Exercise requirements —
Return the entries below verbatim. Pictures stay out.

(Items from an interface collection)
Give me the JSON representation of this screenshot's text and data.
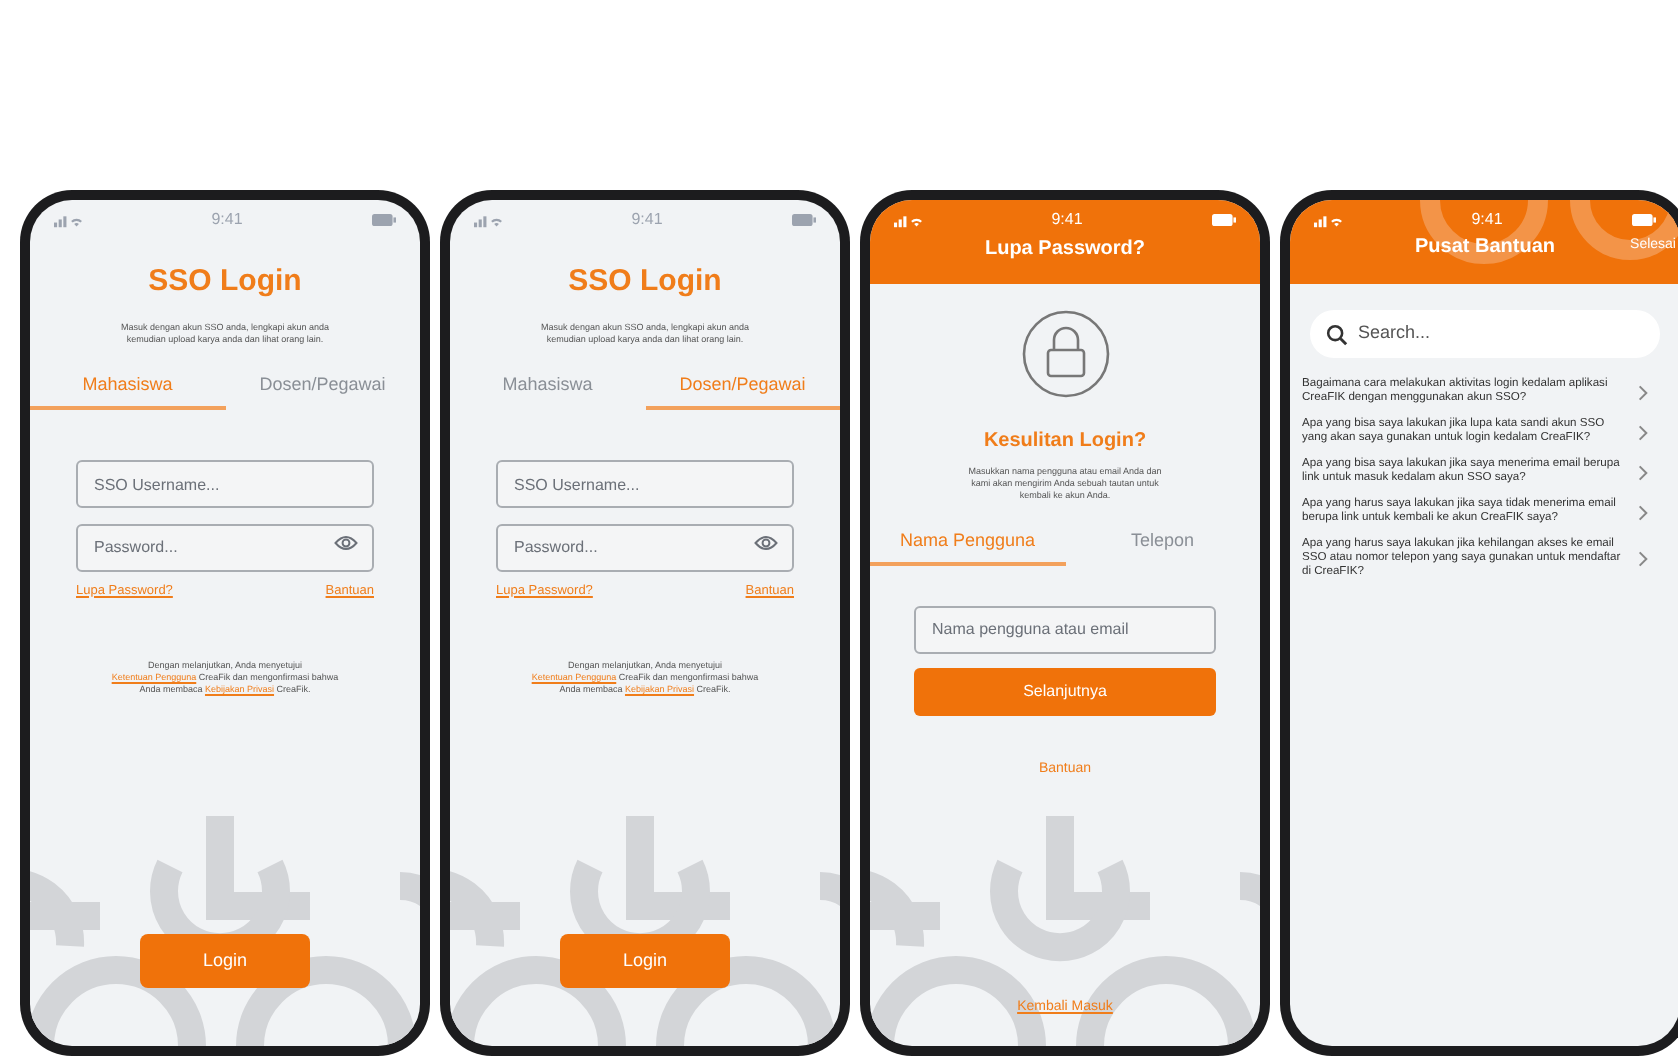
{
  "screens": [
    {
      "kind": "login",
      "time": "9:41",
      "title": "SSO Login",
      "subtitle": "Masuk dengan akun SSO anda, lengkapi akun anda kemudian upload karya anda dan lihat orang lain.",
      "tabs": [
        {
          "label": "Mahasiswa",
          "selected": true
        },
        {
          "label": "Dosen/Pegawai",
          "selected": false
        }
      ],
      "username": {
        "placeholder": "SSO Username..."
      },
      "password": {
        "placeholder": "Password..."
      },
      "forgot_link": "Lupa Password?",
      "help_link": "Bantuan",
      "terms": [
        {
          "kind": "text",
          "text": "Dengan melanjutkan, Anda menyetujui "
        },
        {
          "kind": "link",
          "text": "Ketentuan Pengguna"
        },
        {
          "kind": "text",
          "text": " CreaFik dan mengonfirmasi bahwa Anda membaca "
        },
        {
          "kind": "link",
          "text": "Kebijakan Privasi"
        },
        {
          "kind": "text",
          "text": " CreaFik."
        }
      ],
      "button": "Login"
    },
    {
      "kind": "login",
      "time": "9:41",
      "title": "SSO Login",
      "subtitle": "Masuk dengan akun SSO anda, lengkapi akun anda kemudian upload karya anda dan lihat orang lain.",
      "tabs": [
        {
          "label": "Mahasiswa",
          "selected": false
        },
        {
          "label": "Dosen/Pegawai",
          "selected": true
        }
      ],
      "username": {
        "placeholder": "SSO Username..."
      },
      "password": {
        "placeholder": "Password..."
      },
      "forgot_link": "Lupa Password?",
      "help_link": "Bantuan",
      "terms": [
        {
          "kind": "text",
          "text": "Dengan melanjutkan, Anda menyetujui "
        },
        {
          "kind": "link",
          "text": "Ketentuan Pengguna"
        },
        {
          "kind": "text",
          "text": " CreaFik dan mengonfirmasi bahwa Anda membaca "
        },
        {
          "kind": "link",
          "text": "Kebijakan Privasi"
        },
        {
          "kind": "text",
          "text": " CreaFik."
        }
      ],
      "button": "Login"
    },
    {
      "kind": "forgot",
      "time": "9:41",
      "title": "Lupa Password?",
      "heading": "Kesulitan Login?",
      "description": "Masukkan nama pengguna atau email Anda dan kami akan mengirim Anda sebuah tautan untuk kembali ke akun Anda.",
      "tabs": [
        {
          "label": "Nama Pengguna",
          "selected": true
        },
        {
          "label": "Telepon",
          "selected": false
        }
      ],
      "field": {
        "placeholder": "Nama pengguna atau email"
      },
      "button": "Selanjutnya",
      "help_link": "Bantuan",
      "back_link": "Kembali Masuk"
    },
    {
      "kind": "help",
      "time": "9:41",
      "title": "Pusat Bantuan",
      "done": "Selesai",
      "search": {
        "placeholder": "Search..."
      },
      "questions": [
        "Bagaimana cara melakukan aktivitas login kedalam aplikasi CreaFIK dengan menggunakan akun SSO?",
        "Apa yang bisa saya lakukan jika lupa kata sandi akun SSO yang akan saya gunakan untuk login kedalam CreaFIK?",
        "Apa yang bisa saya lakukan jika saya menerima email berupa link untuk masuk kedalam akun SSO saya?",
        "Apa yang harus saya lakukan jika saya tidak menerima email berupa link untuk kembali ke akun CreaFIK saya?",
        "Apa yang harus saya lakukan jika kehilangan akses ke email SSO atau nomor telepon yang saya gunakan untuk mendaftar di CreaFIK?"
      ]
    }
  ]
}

Answer area —
Give me the JSON representation of this screenshot's text and data.
{
  "screens": [
    {
      "kind": "login",
      "time": "9:41",
      "title": "SSO Login",
      "subtitle": "Masuk dengan akun SSO anda, lengkapi akun anda kemudian upload karya anda dan lihat orang lain.",
      "tabs": [
        {
          "label": "Mahasiswa",
          "selected": true
        },
        {
          "label": "Dosen/Pegawai",
          "selected": false
        }
      ],
      "username": {
        "placeholder": "SSO Username..."
      },
      "password": {
        "placeholder": "Password..."
      },
      "forgot_link": "Lupa Password?",
      "help_link": "Bantuan",
      "terms": [
        {
          "kind": "text",
          "text": "Dengan melanjutkan, Anda menyetujui "
        },
        {
          "kind": "link",
          "text": "Ketentuan Pengguna"
        },
        {
          "kind": "text",
          "text": " CreaFik dan mengonfirmasi bahwa Anda membaca "
        },
        {
          "kind": "link",
          "text": "Kebijakan Privasi"
        },
        {
          "kind": "text",
          "text": " CreaFik."
        }
      ],
      "button": "Login"
    },
    {
      "kind": "login",
      "time": "9:41",
      "title": "SSO Login",
      "subtitle": "Masuk dengan akun SSO anda, lengkapi akun anda kemudian upload karya anda dan lihat orang lain.",
      "tabs": [
        {
          "label": "Mahasiswa",
          "selected": false
        },
        {
          "label": "Dosen/Pegawai",
          "selected": true
        }
      ],
      "username": {
        "placeholder": "SSO Username..."
      },
      "password": {
        "placeholder": "Password..."
      },
      "forgot_link": "Lupa Password?",
      "help_link": "Bantuan",
      "terms": [
        {
          "kind": "text",
          "text": "Dengan melanjutkan, Anda menyetujui "
        },
        {
          "kind": "link",
          "text": "Ketentuan Pengguna"
        },
        {
          "kind": "text",
          "text": " CreaFik dan mengonfirmasi bahwa Anda membaca "
        },
        {
          "kind": "link",
          "text": "Kebijakan Privasi"
        },
        {
          "kind": "text",
          "text": " CreaFik."
        }
      ],
      "button": "Login"
    },
    {
      "kind": "forgot",
      "time": "9:41",
      "title": "Lupa Password?",
      "heading": "Kesulitan Login?",
      "description": "Masukkan nama pengguna atau email Anda dan kami akan mengirim Anda sebuah tautan untuk kembali ke akun Anda.",
      "tabs": [
        {
          "label": "Nama Pengguna",
          "selected": true
        },
        {
          "label": "Telepon",
          "selected": false
        }
      ],
      "field": {
        "placeholder": "Nama pengguna atau email"
      },
      "button": "Selanjutnya",
      "help_link": "Bantuan",
      "back_link": "Kembali Masuk"
    },
    {
      "kind": "help",
      "time": "9:41",
      "title": "Pusat Bantuan",
      "done": "Selesai",
      "search": {
        "placeholder": "Search..."
      },
      "questions": [
        "Bagaimana cara melakukan aktivitas login kedalam aplikasi CreaFIK dengan menggunakan akun SSO?",
        "Apa yang bisa saya lakukan jika lupa kata sandi akun SSO yang akan saya gunakan untuk login kedalam CreaFIK?",
        "Apa yang bisa saya lakukan jika saya menerima email berupa link untuk masuk kedalam akun SSO saya?",
        "Apa yang harus saya lakukan jika saya tidak menerima email berupa link untuk kembali ke akun CreaFIK saya?",
        "Apa yang harus saya lakukan jika kehilangan akses ke email SSO atau nomor telepon yang saya gunakan untuk mendaftar di CreaFIK?"
      ]
    }
  ]
}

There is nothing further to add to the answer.